Title

New Alstrom syndrome phenotypes based on the evaluation of 182 cases.

Document Type

Article

Publication Date

2005

Keywords

Adolescent, Adult, Age-of-Onset, Chi-Square-Distribution, Child, Child-Preschool, Diabetes-Mellitus-Type-2, Female, Hearing-Loss-Sensorineural, Humans, Hypogonadism, Infant, Male, Middle-Aged, Obesity, Phenotype, Research-Support-Non-U, S, -Gov't, Research-Support-U, S, -Gov't-P, H, S, Retinitis-Pigmentosa, Syndrome

JAX Source

Arch Intern Med 2005 Mar; 165(6):675-83.

Abstract
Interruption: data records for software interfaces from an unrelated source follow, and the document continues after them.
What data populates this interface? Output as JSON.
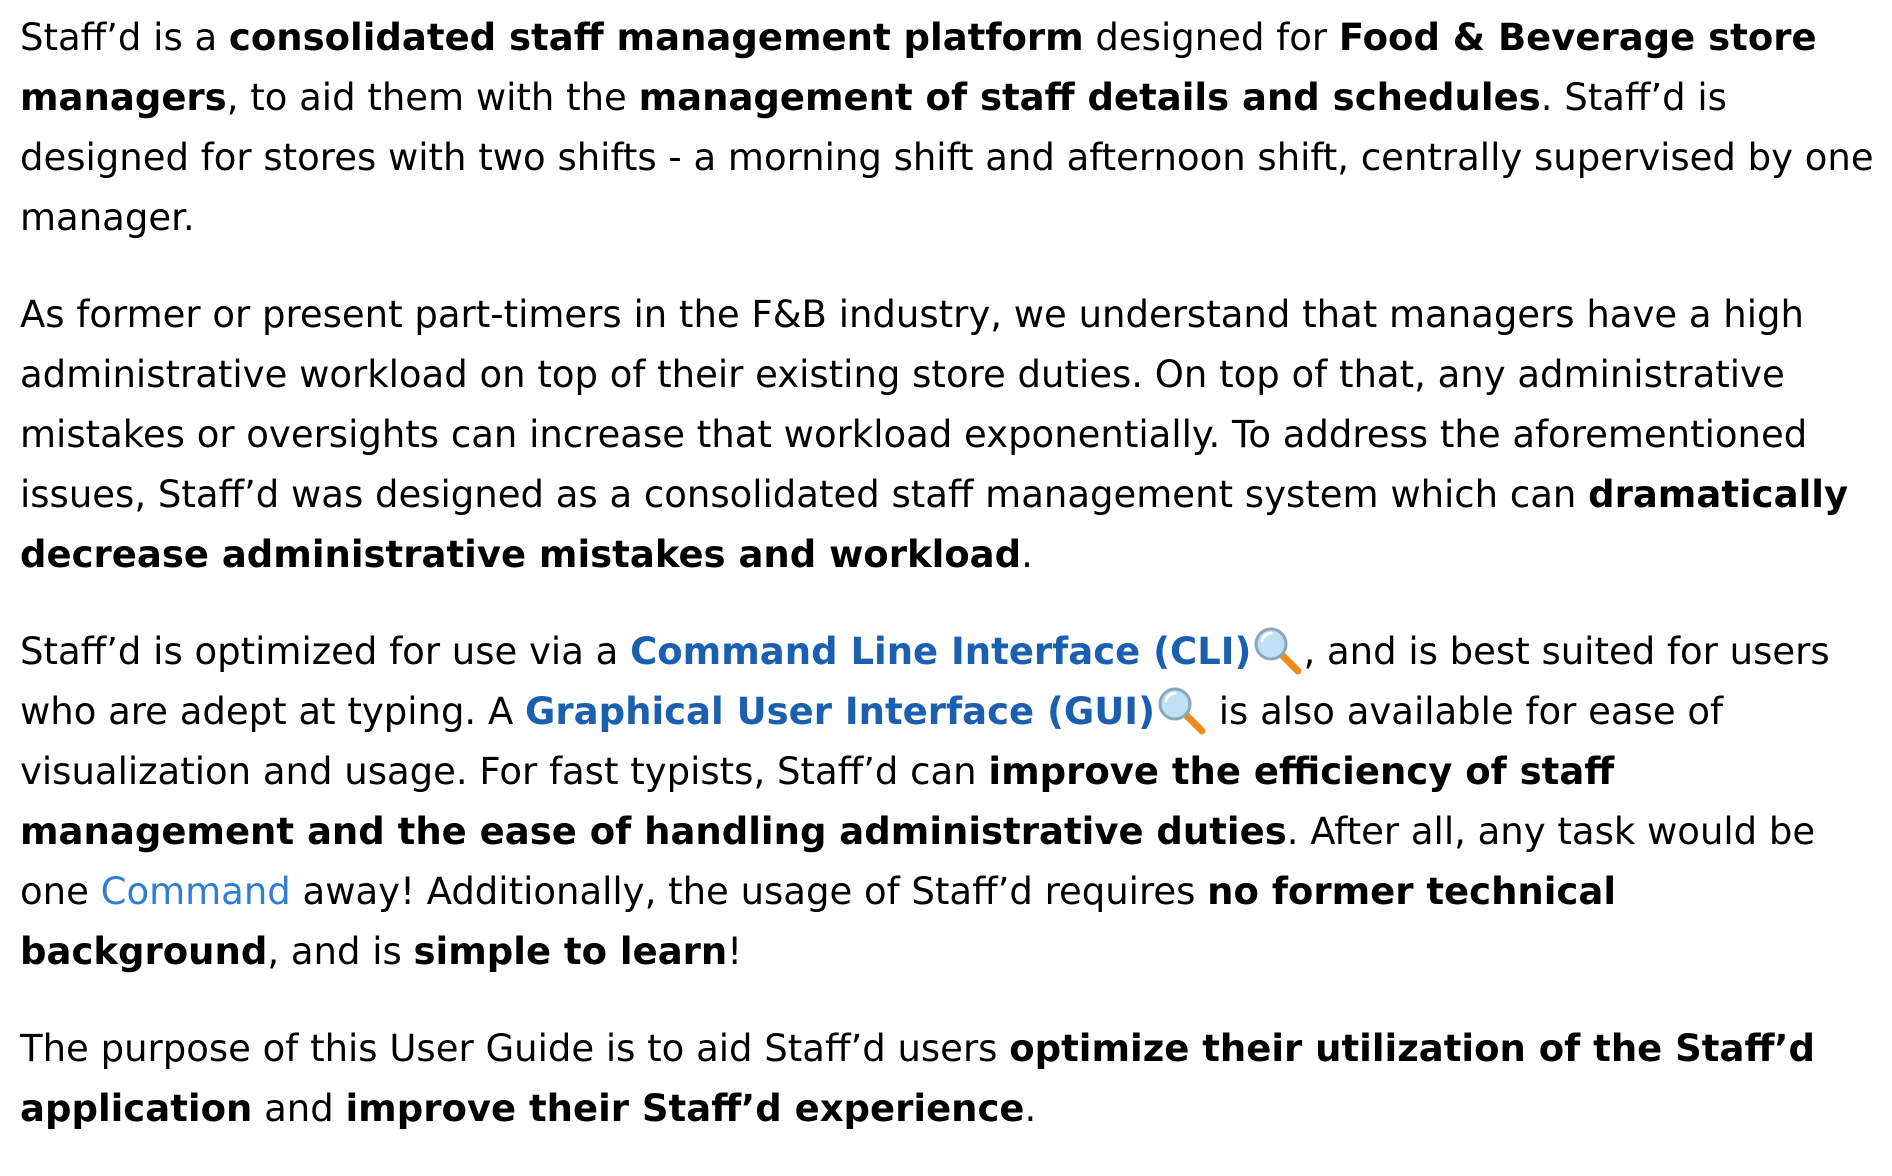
{
  "paragraphs": [
    {
      "segments": [
        {
          "text": "Staff’d is a ",
          "style": "normal"
        },
        {
          "text": "consolidated staff management platform",
          "style": "bold"
        },
        {
          "text": " designed for ",
          "style": "normal"
        },
        {
          "text": "Food & Beverage store managers",
          "style": "bold"
        },
        {
          "text": ", to aid them with the ",
          "style": "normal"
        },
        {
          "text": "management of staff details and schedules",
          "style": "bold"
        },
        {
          "text": ". Staff’d is designed for stores with two shifts - a morning shift and afternoon shift, centrally supervised by one manager.",
          "style": "normal"
        }
      ]
    },
    {
      "segments": [
        {
          "text": "As former or present part-timers in the F&B industry, we understand that managers have a high administrative workload on top of their existing store duties. On top of that, any administrative mistakes or oversights can increase that workload exponentially. To address the aforementioned issues, Staff’d was designed as a consolidated staff management system which can ",
          "style": "normal"
        },
        {
          "text": "dramatically decrease administrative mistakes and workload",
          "style": "bold"
        },
        {
          "text": ".",
          "style": "normal"
        }
      ]
    },
    {
      "segments": [
        {
          "text": "Staff’d is optimized for use via a ",
          "style": "normal"
        },
        {
          "text": "Command Line Interface (CLI)",
          "style": "term",
          "name": "cli-term-link"
        },
        {
          "text": ", and is best suited for users who are adept at typing. A ",
          "style": "normal"
        },
        {
          "text": "Graphical User Interface (GUI)",
          "style": "term",
          "name": "gui-term-link"
        },
        {
          "text": " is also available for ease of visualization and usage. For fast typists, Staff’d can ",
          "style": "normal"
        },
        {
          "text": "improve the efficiency of staff management and the ease of handling administrative duties",
          "style": "bold"
        },
        {
          "text": ". After all, any task would be one ",
          "style": "normal"
        },
        {
          "text": "Command",
          "style": "link",
          "name": "command-link"
        },
        {
          "text": " away! Additionally, the usage of Staff’d requires ",
          "style": "normal"
        },
        {
          "text": "no former technical background",
          "style": "bold"
        },
        {
          "text": ", and is ",
          "style": "normal"
        },
        {
          "text": "simple to learn",
          "style": "bold"
        },
        {
          "text": "!",
          "style": "normal"
        }
      ]
    },
    {
      "segments": [
        {
          "text": "The purpose of this User Guide is to aid Staff’d users ",
          "style": "normal"
        },
        {
          "text": "optimize their utilization of the Staff’d application",
          "style": "bold"
        },
        {
          "text": " and ",
          "style": "normal"
        },
        {
          "text": "improve their Staff’d experience",
          "style": "bold"
        },
        {
          "text": ".",
          "style": "normal"
        }
      ]
    }
  ],
  "icons": {
    "term_marker": "magnifying-glass-icon"
  },
  "colors": {
    "text": "#000000",
    "term_link": "#1b5fb0",
    "plain_link": "#2f7fd1",
    "magnifier_lens": "#bfe0f5",
    "magnifier_rim": "#8aa7bd",
    "magnifier_handle": "#f08a1c"
  }
}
BACKGROUND: Alstrom syndrome is a recessively inherited genetic disorder characterized by congenital retinal dystrophy that leads to blindness, hearing impairment, childhood obesity, insulin resistance, and type 2 diabetes mellitus. We provide new details on cardiologic, hepatic, gastrointestinal, urologic, pulmonary, and neurobehavioral phenotypes in Alstrom syndrome and describe the histopathologic findings in 5 individuals. METHODS: We obtained data on 182 patients from clinical examinations, medical record reviews, standardized questionnaires, and personal interviews with physicians and parents. RESULTS: Dilated cardiomyopathy occurred in 60% of patients. Age at onset was either during infancy, often before vision disturbances were noted, or in adolescence or adulthood. There is a risk of recurrence of infantile cardiomyopathy. Hyperinsulinemia (92%) developed in early childhood and progressed to type 2 diabetes mellitus in 82% of those older than 16 years. Hypertriglyceridemia (54%) precipitated pancreatitis in 8 patients. Urologic dysfunction and gastrointestinal disturbances occurred in 48% and 35% of patients, respectively. Fifty-three percent of patients had persistent pulmonary symptoms. Neurologic symptoms in 20% of patients included clonic tic and absence seizures. Developmental motor or language delays were observed in 46% of patients. Fibrotic infiltrations of multiple organs, that is, kidney, heart, liver, lung, urinary bladder, gonads, and pancreas, were observed. CONCLUSIONS: The wide-ranging and complex spectrum of phenotypes reported herein broadens those previously described for Alstrom syndrome. These findings will aid physicians in making an early and accurate diagnosis and will help effect appropriate monitoring and treatment.